Twins study: Higher flavonoid intake associated with lower weight gain in women.
Results from a new study published in the American Journal of Clinical Nutrition(Jennings et al 2017), which looked at the associations between flavonoid intakes and fat mass in the body, suggests that regular intake of flavonoids, like anthocyanins, ﬂavan-3-ols, ﬂavonols, and proanthocyanidins, is associated with lower fat mass, independent of genetic and environmental factors.
The study included 2738 healthy female twins between 18-83 years old from the TwinsUK registry. 43% of the twins (1174) were monozygotic.

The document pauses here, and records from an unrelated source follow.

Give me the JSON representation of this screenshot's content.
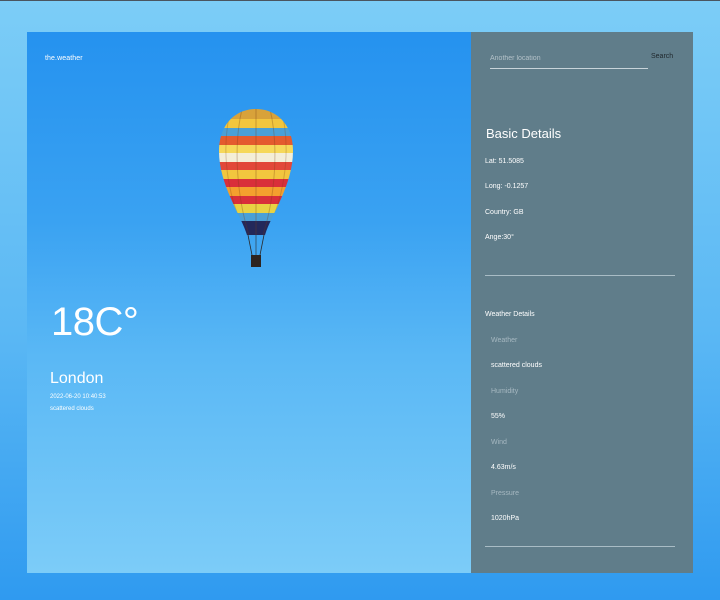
{
  "app": {
    "brand": "the.weather"
  },
  "current": {
    "temperature": "18C°",
    "city": "London",
    "datetime": "2022-06-20 10:40:53",
    "description": "scattered clouds"
  },
  "search": {
    "placeholder": "Another location",
    "button_label": "Search"
  },
  "basic_details": {
    "title": "Basic Details",
    "lat": "Lat: 51.5085",
    "long": "Long: -0.1257",
    "country": "Country: GB",
    "angle": "Ange:30°"
  },
  "weather_details": {
    "title": "Weather Details",
    "items": [
      {
        "label": "Weather",
        "value": "scattered clouds"
      },
      {
        "label": "Humidity",
        "value": "55%"
      },
      {
        "label": "Wind",
        "value": "4.63m/s"
      },
      {
        "label": "Pressure",
        "value": "1020hPa"
      }
    ]
  },
  "colors": {
    "panel_bg": "#607d8a",
    "hero_top": "#2592ef",
    "hero_bottom": "#7cccf8",
    "page_bg": "#5bb8f4"
  },
  "icons": [
    "hot-air-balloon-image"
  ]
}
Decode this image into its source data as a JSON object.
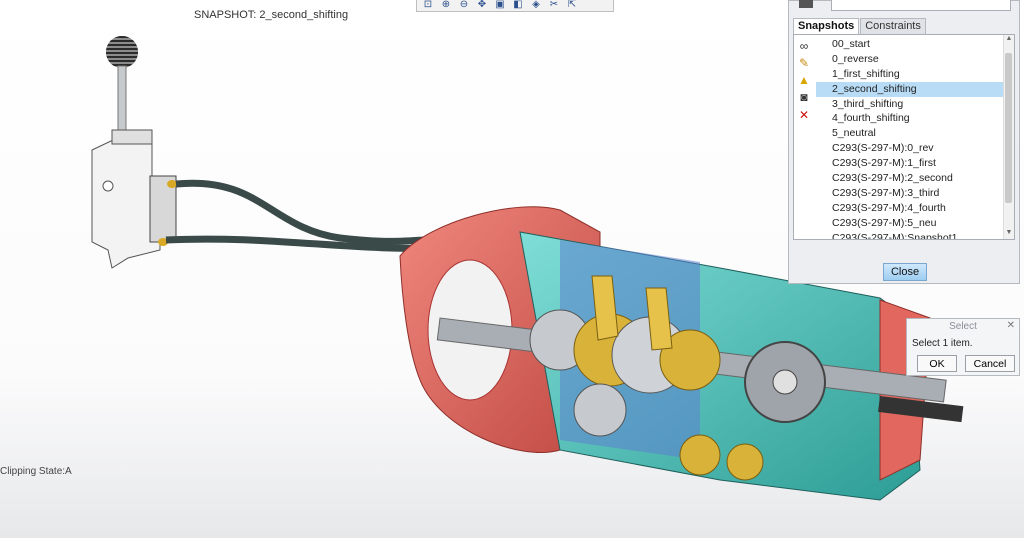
{
  "viewport": {
    "snapshot_title": "SNAPSHOT: 2_second_shifting",
    "clipping_state": "Clipping State:A"
  },
  "toolbar": {
    "icons": [
      "zoom-fit-icon",
      "zoom-in-icon",
      "zoom-out-icon",
      "pan-icon",
      "view-icon",
      "display-icon",
      "render-icon",
      "clip-icon",
      "explode-icon"
    ]
  },
  "panel": {
    "tabs": [
      {
        "label": "Snapshots",
        "active": true
      },
      {
        "label": "Constraints",
        "active": false
      }
    ],
    "side_icons": [
      "glasses-icon",
      "pencil-icon",
      "warning-icon",
      "camera-icon",
      "delete-icon"
    ],
    "items": [
      "00_start",
      "0_reverse",
      "1_first_shifting",
      "2_second_shifting",
      "3_third_shifting",
      "4_fourth_shifting",
      "5_neutral",
      "C293(S-297-M):0_rev",
      "C293(S-297-M):1_first",
      "C293(S-297-M):2_second",
      "C293(S-297-M):3_third",
      "C293(S-297-M):4_fourth",
      "C293(S-297-M):5_neu",
      "C293(S-297-M):Snapshot1"
    ],
    "selected_index": 3,
    "close_label": "Close"
  },
  "dialog": {
    "title": "Select",
    "message": "Select 1 item.",
    "ok_label": "OK",
    "cancel_label": "Cancel"
  },
  "colors": {
    "selection": "#b8dcf6",
    "housing_red": "#e2675f",
    "housing_teal": "#3fc1b8",
    "gear_gold": "#d9b23a",
    "shaft_gray": "#9a9fa6"
  }
}
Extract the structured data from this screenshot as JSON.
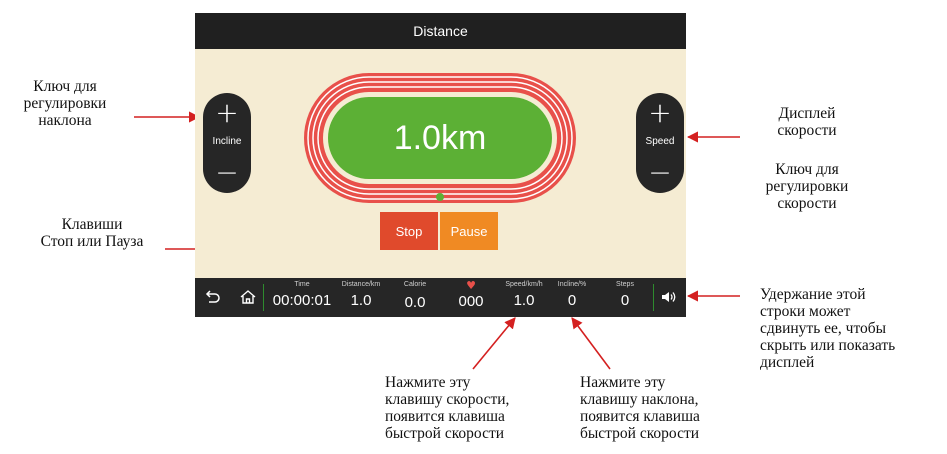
{
  "screen": {
    "title": "Distance",
    "incline_control": {
      "plus": "+",
      "label": "Incline",
      "minus": "−"
    },
    "speed_control": {
      "plus": "+",
      "label": "Speed",
      "minus": "−"
    },
    "display_value": "1.0km",
    "buttons": {
      "stop": "Stop",
      "pause": "Pause"
    },
    "colors": {
      "accent_red": "#e04a2c",
      "accent_orange": "#f08a23",
      "track_green": "#5cb035",
      "track_red": "#e8504a"
    },
    "bottom_bar": {
      "icons": [
        "back-icon",
        "home-icon",
        "volume-icon"
      ],
      "stats": [
        {
          "label": "Time",
          "value": "00:00:01"
        },
        {
          "label": "Distance/km",
          "value": "1.0"
        },
        {
          "label": "Calorie",
          "value": "0.0"
        },
        {
          "label": "",
          "value": "000"
        },
        {
          "label": "Speed/km/h",
          "value": "1.0"
        },
        {
          "label": "Incline/%",
          "value": "0"
        },
        {
          "label": "Steps",
          "value": "0"
        }
      ]
    }
  },
  "annotations": {
    "incline_key": [
      "Ключ для",
      "регулировки",
      "наклона"
    ],
    "speed_display": [
      "Дисплей",
      "скорости"
    ],
    "speed_key": [
      "Ключ для",
      "регулировки",
      "скорости"
    ],
    "stop_pause": [
      "Клавиши",
      "Стоп или Пауза"
    ],
    "hold_bar": [
      "Удержание этой",
      "строки может",
      "сдвинуть ее, чтобы",
      "скрыть или показать",
      "дисплей"
    ],
    "speed_quick": [
      "Нажмите эту",
      "клавишу скорости,",
      "появится клавиша",
      "быстрой скорости"
    ],
    "incline_quick": [
      "Нажмите эту",
      "клавишу наклона,",
      "появится клавиша",
      "быстрой скорости"
    ]
  }
}
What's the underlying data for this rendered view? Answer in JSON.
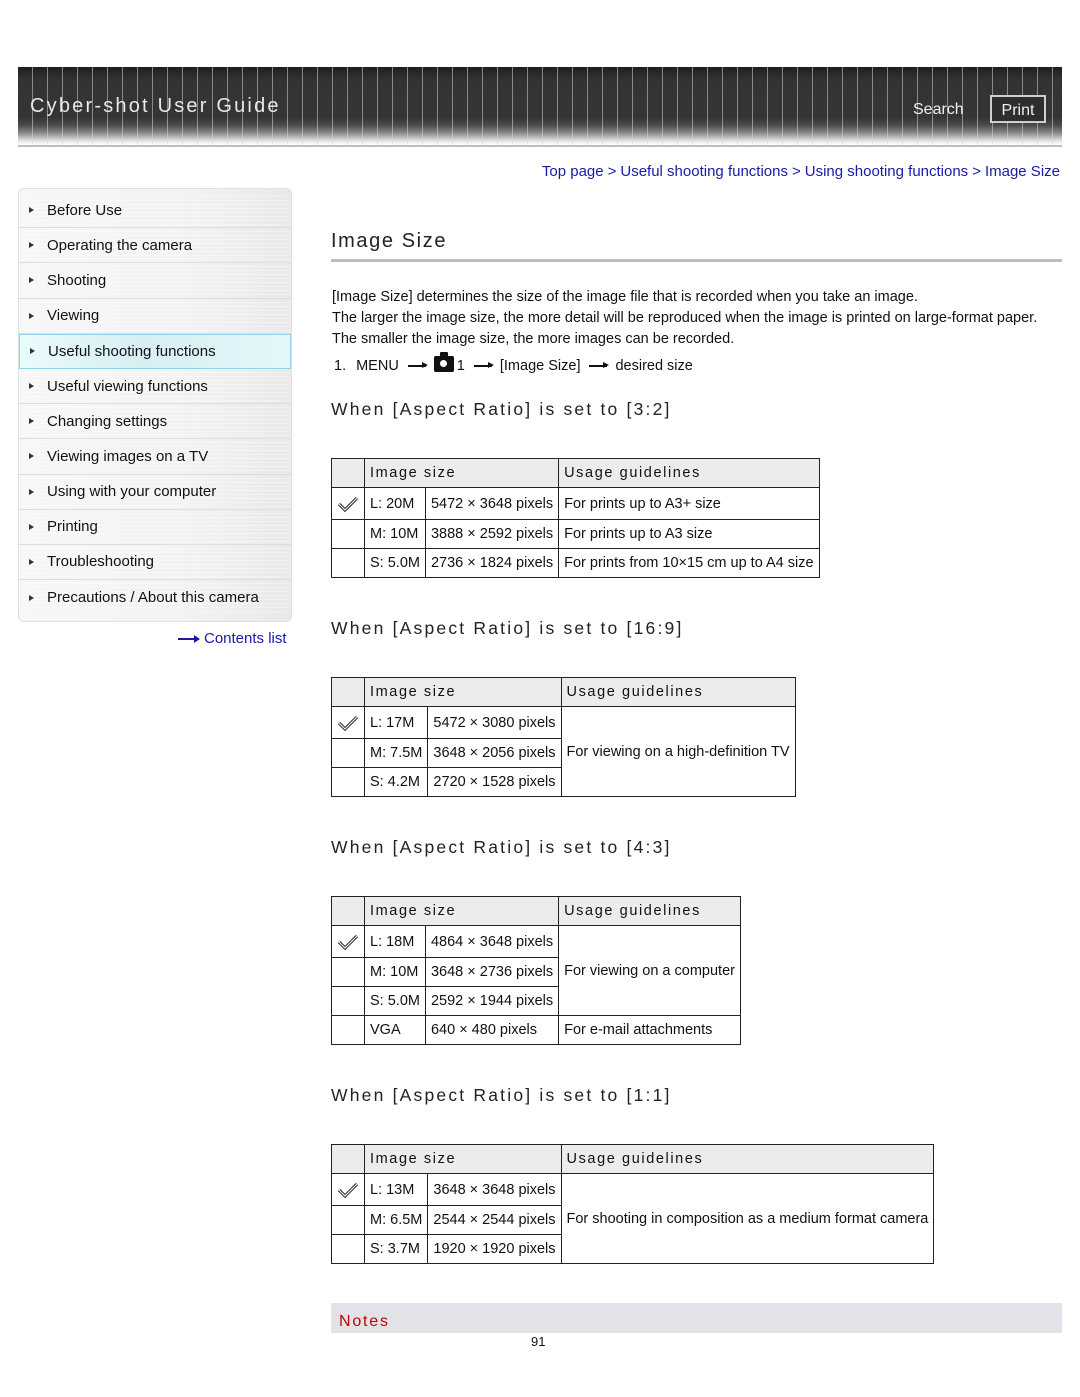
{
  "header": {
    "app_title": "Cyber-shot User Guide",
    "search_label": "Search",
    "print_label": "Print"
  },
  "breadcrumb": [
    {
      "label": "Top page"
    },
    {
      "label": "Useful shooting functions"
    },
    {
      "label": "Using shooting functions"
    },
    {
      "label": "Image Size"
    }
  ],
  "breadcrumb_separator": ">",
  "sidebar": {
    "items": [
      {
        "label": "Before Use",
        "active": false
      },
      {
        "label": "Operating the camera",
        "active": false
      },
      {
        "label": "Shooting",
        "active": false
      },
      {
        "label": "Viewing",
        "active": false
      },
      {
        "label": "Useful shooting functions",
        "active": true
      },
      {
        "label": "Useful viewing functions",
        "active": false
      },
      {
        "label": "Changing settings",
        "active": false
      },
      {
        "label": "Viewing images on a TV",
        "active": false
      },
      {
        "label": "Using with your computer",
        "active": false
      },
      {
        "label": "Printing",
        "active": false
      },
      {
        "label": "Troubleshooting",
        "active": false
      },
      {
        "label": "Precautions / About this camera",
        "active": false
      }
    ],
    "contents_link": "Contents list"
  },
  "main": {
    "title": "Image Size",
    "intro": [
      "[Image Size] determines the size of the image file that is recorded when you take an image.",
      "The larger the image size, the more detail will be reproduced when the image is printed on large-format paper. The smaller the image size, the more images can be recorded."
    ],
    "step": {
      "number": "1.",
      "menu": "MENU",
      "icon": "camera-icon",
      "tab_number": "1",
      "item": "[Image Size]",
      "result": "desired size"
    },
    "table_headers": {
      "image_size": "Image size",
      "usage": "Usage guidelines"
    },
    "sections": [
      {
        "title": "When [Aspect Ratio] is set to [3:2]",
        "rows": [
          {
            "default": true,
            "size": "L: 20M",
            "pixels": "5472 × 3648 pixels",
            "usage": "For prints up to A3+ size"
          },
          {
            "default": false,
            "size": "M: 10M",
            "pixels": "3888 × 2592 pixels",
            "usage": "For prints up to A3 size"
          },
          {
            "default": false,
            "size": "S: 5.0M",
            "pixels": "2736 × 1824 pixels",
            "usage": "For prints from 10×15 cm up to A4 size"
          }
        ]
      },
      {
        "title": "When [Aspect Ratio] is set to [16:9]",
        "rows": [
          {
            "default": true,
            "size": "L: 17M",
            "pixels": "5472 × 3080 pixels"
          },
          {
            "default": false,
            "size": "M: 7.5M",
            "pixels": "3648 × 2056 pixels"
          },
          {
            "default": false,
            "size": "S: 4.2M",
            "pixels": "2720 × 1528 pixels"
          }
        ],
        "merged_usage": "For viewing on a high-definition TV"
      },
      {
        "title": "When [Aspect Ratio] is set to [4:3]",
        "rows": [
          {
            "default": true,
            "size": "L: 18M",
            "pixels": "4864 × 3648 pixels"
          },
          {
            "default": false,
            "size": "M: 10M",
            "pixels": "3648 × 2736 pixels"
          },
          {
            "default": false,
            "size": "S: 5.0M",
            "pixels": "2592 × 1944 pixels"
          },
          {
            "default": false,
            "size": "VGA",
            "pixels": "640 × 480 pixels",
            "usage": "For e-mail attachments"
          }
        ],
        "merged_usage": "For viewing on a computer"
      },
      {
        "title": "When [Aspect Ratio] is set to [1:1]",
        "rows": [
          {
            "default": true,
            "size": "L: 13M",
            "pixels": "3648 × 3648 pixels"
          },
          {
            "default": false,
            "size": "M: 6.5M",
            "pixels": "2544 × 2544 pixels"
          },
          {
            "default": false,
            "size": "S: 3.7M",
            "pixels": "1920 × 1920 pixels"
          }
        ],
        "merged_usage": "For shooting in composition as a medium format camera"
      }
    ],
    "notes_label": "Notes",
    "page_number": "91"
  },
  "colors": {
    "link": "#1a1aa6",
    "notes_label": "#c00000",
    "active_nav_bg": "#d6eff3",
    "active_nav_border": "#8fd6ea",
    "table_header_bg": "#ececec",
    "notes_bar_bg": "#e1e3e8"
  }
}
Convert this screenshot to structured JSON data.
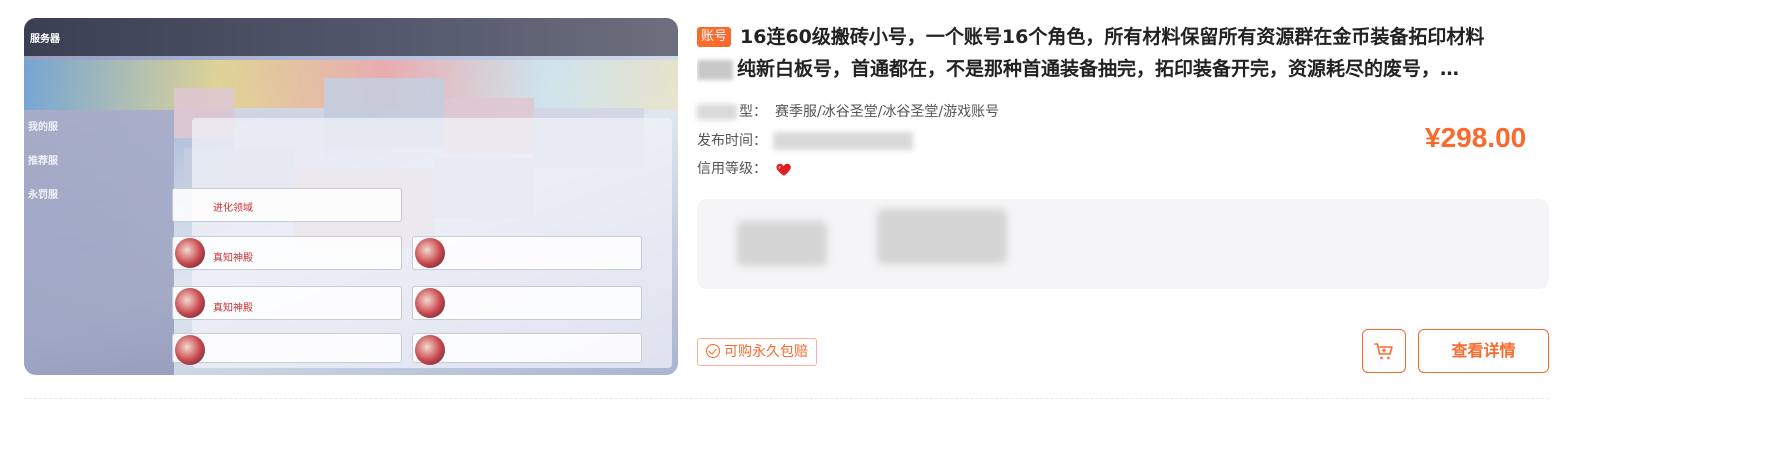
{
  "listing": {
    "tag": "账号",
    "title_line1": "16连60级搬砖小号，一个账号16个角色，所有材料保留所有资源群在金币装备拓印材料",
    "title_line2": "纯新白板号，首通都在，不是那种首通装备抽完，拓印装备开完，资源耗尽的废号，…",
    "type_key": "型：",
    "type_value": "赛季服/冰谷圣堂/冰谷圣堂/游戏账号",
    "publish_key": "发布时间：",
    "credit_key": "信用等级：",
    "price": "¥298.00",
    "guarantee_label": "可购永久包赔",
    "detail_button": "查看详情",
    "icons": {
      "cart": "cart-icon",
      "heart": "heart-icon",
      "guarantee": "check-circle-icon"
    },
    "colors": {
      "accent": "#f96a2d",
      "title": "#222222",
      "meta": "#555555"
    }
  },
  "thumbnail": {
    "topbar_text": "服务器",
    "side_items": [
      "我的服",
      "推荐服",
      "永罚服"
    ],
    "row_labels": [
      "进化领域",
      "真知神殿",
      "真知神殿"
    ]
  }
}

Average flavonoid intake was 1.1g/d and their intakes of total flavonoids were deduced using food -frequency questionaires.
Measurements taken included limb-to-trunk fat mass ratio (FMR), fat mass index, and central fat mass index.
In monozygotic twins with different diets, twins with higher intakes of flavan-3-ols, flavonols, and proanthocyanidins had significantly lower FMR than their co-twins (difference: 3-4%). Additionally, twins with higher consumption of anthocyanin-rich foods like berries (only in young participants <50years), as well as flavonol- and proanthocyanidin-rich foods had a 3-9% lower FMR than that of their co-twins.
The results, also showed that higher intakes of anthocyanin, flavanol, and proanthocyanidin subclasses were significantly associated with better fat mass distribution.
Recently, fat distribution has proven to be a stronger predictor of insulin resistance and inflammation than body fat measurements alone. Percentage of body fats on the other hand has been shown to be a stronger determinant of cardiovascular disease than body mass index or waist circumference.
Animal studies have demonstrated that dietary flavonoids influence obesity through mechanisms such as the inhibition of adipogenesis (the process of cell-differentiation and maturation into mature fat cells), the normalization of glucose tolerance and the modulation of insulin and inflammatory signalling pathways.
These results further add to already existing evidence that dietary flavonoids may be beneficial for weight maintenance.